Cost/Benefit Analysis of Bitcoin

Building a bridge is costly: It takes labor and machinery and raw materials that have alternative uses. Does it follow that building it is a waste? No. Waste occurs when the cost incurred exceeds the benefit attained. Cost greater than zero does not imply cost greater than benefit. Does it follow that the bridge is worth building? No again. A bridge to nowhere might be built even though it is wasteful, if the few beneficiaries don’t bear the costs themselves. To know whether a particular bridge is worth building we need to compare benefit to cost.

To count benefits and costs, we observe market prices and transaction quantities. None of us has access to a god-like perspective. Consequently, for normal private goods where costs and benefits fall on producers and consumers, economists normally defer to the judgments of the market participants who actually bear the costs about whether the benefits of an activity exceed its costs. Buyers presumably value a good more than the price they pay, or they wouldn’t buy, and producers incur average costs that are less than that price, or they would exit the industry. In the case of Bitcoin, the electricity bills for proof of work are ultimately paid by Bitcoin users, just as costs of production for bread and milk are borne by buyers of bread and milk. Bitcoin users pay directly when they pay blockchain fees, and indirectly when new Bitcoin is awarded to miners, enlarging the stock of Bitcoin and diluting the purchasing power per unit compared to what it would have been with a constant stock.

These are the opening paragraphs of Lawrence H. White, “How to Think Straight about Bitcoin’s Social Costs and Benefits,” Alt-M, March 1, 2022.

Larry does a beautiful job of applying basic tools of Cost/Benefit Analysis to Bitcoin. Almost everything we talk about in teaching Cost/Benefit Analysis is present in his succinct post: the role of market prices, the importance of benefits exceeding costs, irrelevant externalities (pecuniary externalities) versus relevant externalities, and deferring to consumers of goods rather than to government agencies.

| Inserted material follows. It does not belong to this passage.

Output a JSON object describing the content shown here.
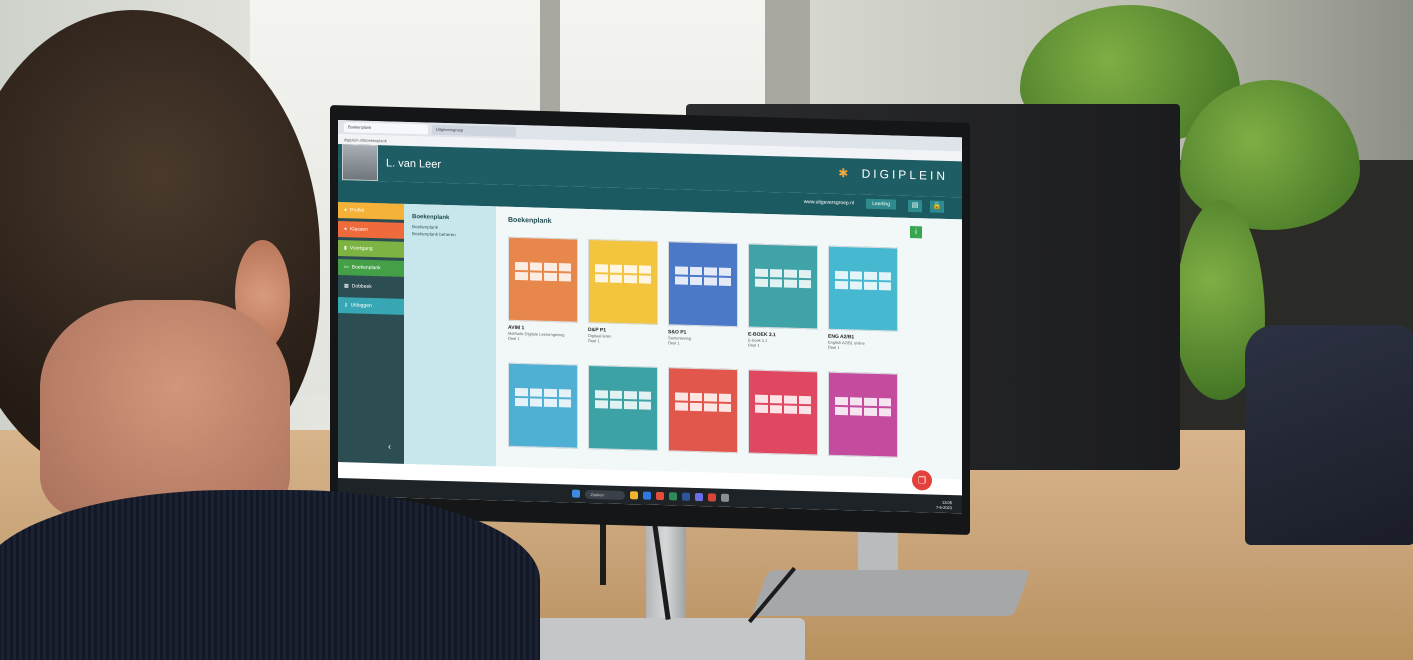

I recommend this article as a reading on any syllabus that does Cost/Benefit Analysis because it’s such a beautiful application of the basic tools.